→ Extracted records

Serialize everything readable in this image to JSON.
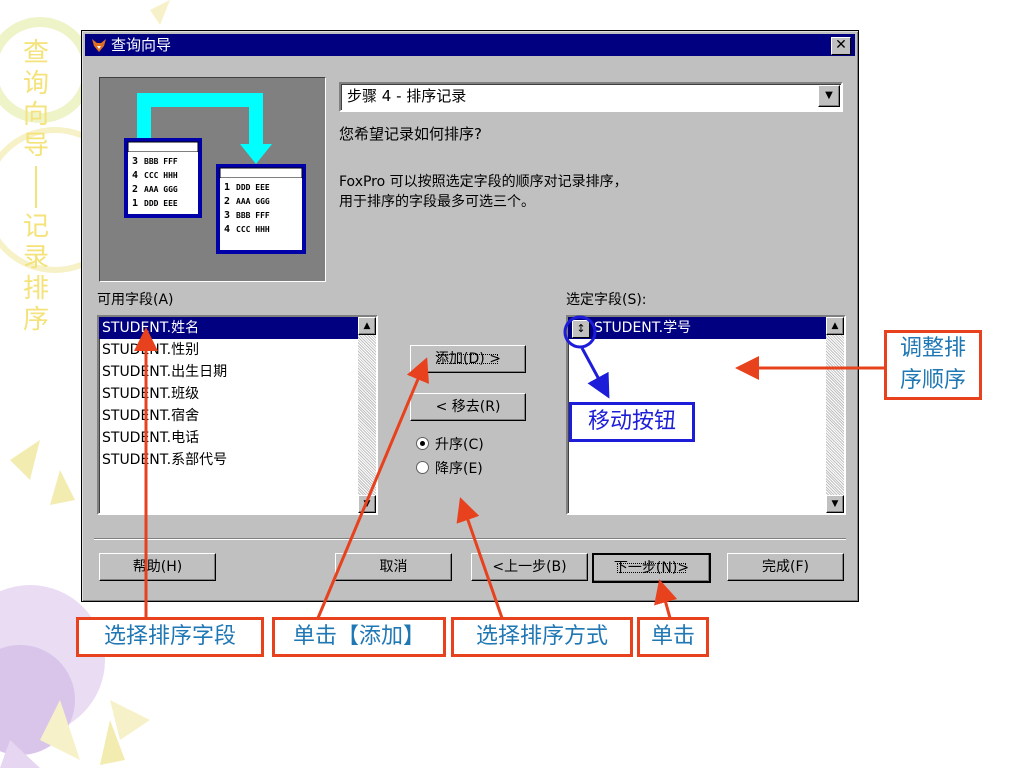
{
  "side_title": {
    "chars": [
      "查",
      "询",
      "向",
      "导",
      "记",
      "录",
      "排",
      "序"
    ]
  },
  "dialog": {
    "title": "查询向导",
    "close_label": "✕",
    "step_label": "步骤 4 - 排序记录",
    "question": "您希望记录如何排序?",
    "description_line1": "FoxPro 可以按照选定字段的顺序对记录排序，",
    "description_line2": "用于排序的字段最多可选三个。",
    "available_label": "可用字段(A)",
    "selected_label": "选定字段(S):",
    "available_fields": [
      "STUDENT.姓名",
      "STUDENT.性别",
      "STUDENT.出生日期",
      "STUDENT.班级",
      "STUDENT.宿舍",
      "STUDENT.电话",
      "STUDENT.系部代号"
    ],
    "selected_fields": [
      "STUDENT.学号"
    ],
    "add_button": "添加(D) >",
    "remove_button": "< 移去(R)",
    "ascending": "升序(C)",
    "descending": "降序(E)",
    "help_button": "帮助(H)",
    "cancel_button": "取消",
    "back_button": "<上一步(B)",
    "next_button": "下一步(N)>",
    "finish_button": "完成(F)"
  },
  "picture": {
    "left_rows": [
      [
        "3",
        "BBB FFF"
      ],
      [
        "4",
        "CCC HHH"
      ],
      [
        "2",
        "AAA GGG"
      ],
      [
        "1",
        "DDD EEE"
      ]
    ],
    "right_rows": [
      [
        "1",
        "DDD EEE"
      ],
      [
        "2",
        "AAA GGG"
      ],
      [
        "3",
        "BBB FFF"
      ],
      [
        "4",
        "CCC HHH"
      ]
    ]
  },
  "annotations": {
    "select_field": "选择排序字段",
    "click_add": "单击【添加】",
    "select_order": "选择排序方式",
    "click": "单击",
    "move_button": "移动按钮",
    "adjust_order_line1": "调整排",
    "adjust_order_line2": "序顺序"
  },
  "colors": {
    "accent": "#e8411e",
    "titlebar": "#000080",
    "annotation_text": "#1f77b4",
    "side_title": "#f4e27a"
  }
}
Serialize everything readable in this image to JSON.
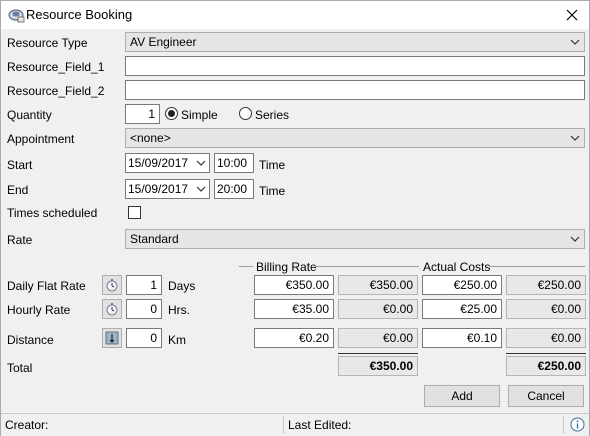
{
  "window": {
    "title": "Resource Booking"
  },
  "labels": {
    "resource_type": "Resource Type",
    "field1": "Resource_Field_1",
    "field2": "Resource_Field_2",
    "quantity": "Quantity",
    "appointment": "Appointment",
    "start": "Start",
    "end": "End",
    "times_scheduled": "Times scheduled",
    "rate": "Rate",
    "daily_flat_rate": "Daily Flat Rate",
    "hourly_rate": "Hourly Rate",
    "distance": "Distance",
    "total": "Total",
    "time": "Time",
    "simple": "Simple",
    "series": "Series",
    "billing_rate": "Billing Rate",
    "actual_costs": "Actual Costs"
  },
  "fields": {
    "resource_type": "AV Engineer",
    "field1": "",
    "field2": "",
    "quantity": "1",
    "recurrence": "Simple",
    "appointment": "<none>",
    "start_date": "15/09/2017",
    "start_time": "10:00",
    "end_date": "15/09/2017",
    "end_time": "20:00",
    "times_scheduled": false,
    "rate": "Standard"
  },
  "rows": {
    "daily": {
      "qty": "1",
      "unit": "Days",
      "billing_rate": "€350.00",
      "billing_total": "€350.00",
      "actual_rate": "€250.00",
      "actual_total": "€250.00"
    },
    "hourly": {
      "qty": "0",
      "unit": "Hrs.",
      "billing_rate": "€35.00",
      "billing_total": "€0.00",
      "actual_rate": "€25.00",
      "actual_total": "€0.00"
    },
    "distance": {
      "qty": "0",
      "unit": "Km",
      "billing_rate": "€0.20",
      "billing_total": "€0.00",
      "actual_rate": "€0.10",
      "actual_total": "€0.00"
    }
  },
  "totals": {
    "billing": "€350.00",
    "actual": "€250.00"
  },
  "buttons": {
    "add": "Add",
    "cancel": "Cancel"
  },
  "status": {
    "creator": "Creator:",
    "last_edited": "Last Edited:"
  },
  "icons": {
    "app": "resource-booking-icon",
    "close": "close-icon",
    "dropdown": "chevron-down-icon",
    "daily_calc": "stopwatch-icon",
    "hourly_calc": "stopwatch-icon",
    "distance_calc": "map-pin-icon",
    "info": "info-icon"
  }
}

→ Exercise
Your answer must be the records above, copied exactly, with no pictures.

→ Solution for this exercise
Serialize everything readable in this image to JSON.
{
  "side_title": {
    "chars": [
      "查",
      "询",
      "向",
      "导",
      "记",
      "录",
      "排",
      "序"
    ]
  },
  "dialog": {
    "title": "查询向导",
    "close_label": "✕",
    "step_label": "步骤 4 - 排序记录",
    "question": "您希望记录如何排序?",
    "description_line1": "FoxPro 可以按照选定字段的顺序对记录排序，",
    "description_line2": "用于排序的字段最多可选三个。",
    "available_label": "可用字段(A)",
    "selected_label": "选定字段(S):",
    "available_fields": [
      "STUDENT.姓名",
      "STUDENT.性别",
      "STUDENT.出生日期",
      "STUDENT.班级",
      "STUDENT.宿舍",
      "STUDENT.电话",
      "STUDENT.系部代号"
    ],
    "selected_fields": [
      "STUDENT.学号"
    ],
    "add_button": "添加(D) >",
    "remove_button": "< 移去(R)",
    "ascending": "升序(C)",
    "descending": "降序(E)",
    "help_button": "帮助(H)",
    "cancel_button": "取消",
    "back_button": "<上一步(B)",
    "next_button": "下一步(N)>",
    "finish_button": "完成(F)"
  },
  "picture": {
    "left_rows": [
      [
        "3",
        "BBB FFF"
      ],
      [
        "4",
        "CCC HHH"
      ],
      [
        "2",
        "AAA GGG"
      ],
      [
        "1",
        "DDD EEE"
      ]
    ],
    "right_rows": [
      [
        "1",
        "DDD EEE"
      ],
      [
        "2",
        "AAA GGG"
      ],
      [
        "3",
        "BBB FFF"
      ],
      [
        "4",
        "CCC HHH"
      ]
    ]
  },
  "annotations": {
    "select_field": "选择排序字段",
    "click_add": "单击【添加】",
    "select_order": "选择排序方式",
    "click": "单击",
    "move_button": "移动按钮",
    "adjust_order_line1": "调整排",
    "adjust_order_line2": "序顺序"
  },
  "colors": {
    "accent": "#e8411e",
    "titlebar": "#000080",
    "annotation_text": "#1f77b4",
    "side_title": "#f4e27a"
  }
}
Serialize everything readable in this image to JSON.
{
  "window": {
    "title": "Resource Booking"
  },
  "labels": {
    "resource_type": "Resource Type",
    "field1": "Resource_Field_1",
    "field2": "Resource_Field_2",
    "quantity": "Quantity",
    "appointment": "Appointment",
    "start": "Start",
    "end": "End",
    "times_scheduled": "Times scheduled",
    "rate": "Rate",
    "daily_flat_rate": "Daily Flat Rate",
    "hourly_rate": "Hourly Rate",
    "distance": "Distance",
    "total": "Total",
    "time": "Time",
    "simple": "Simple",
    "series": "Series",
    "billing_rate": "Billing Rate",
    "actual_costs": "Actual Costs"
  },
  "fields": {
    "resource_type": "AV Engineer",
    "field1": "",
    "field2": "",
    "quantity": "1",
    "recurrence": "Simple",
    "appointment": "<none>",
    "start_date": "15/09/2017",
    "start_time": "10:00",
    "end_date": "15/09/2017",
    "end_time": "20:00",
    "times_scheduled": false,
    "rate": "Standard"
  },
  "rows": {
    "daily": {
      "qty": "1",
      "unit": "Days",
      "billing_rate": "€350.00",
      "billing_total": "€350.00",
      "actual_rate": "€250.00",
      "actual_total": "€250.00"
    },
    "hourly": {
      "qty": "0",
      "unit": "Hrs.",
      "billing_rate": "€35.00",
      "billing_total": "€0.00",
      "actual_rate": "€25.00",
      "actual_total": "€0.00"
    },
    "distance": {
      "qty": "0",
      "unit": "Km",
      "billing_rate": "€0.20",
      "billing_total": "€0.00",
      "actual_rate": "€0.10",
      "actual_total": "€0.00"
    }
  },
  "totals": {
    "billing": "€350.00",
    "actual": "€250.00"
  },
  "buttons": {
    "add": "Add",
    "cancel": "Cancel"
  },
  "status": {
    "creator": "Creator:",
    "last_edited": "Last Edited:"
  },
  "icons": {
    "app": "resource-booking-icon",
    "close": "close-icon",
    "dropdown": "chevron-down-icon",
    "daily_calc": "stopwatch-icon",
    "hourly_calc": "stopwatch-icon",
    "distance_calc": "map-pin-icon",
    "info": "info-icon"
  }
}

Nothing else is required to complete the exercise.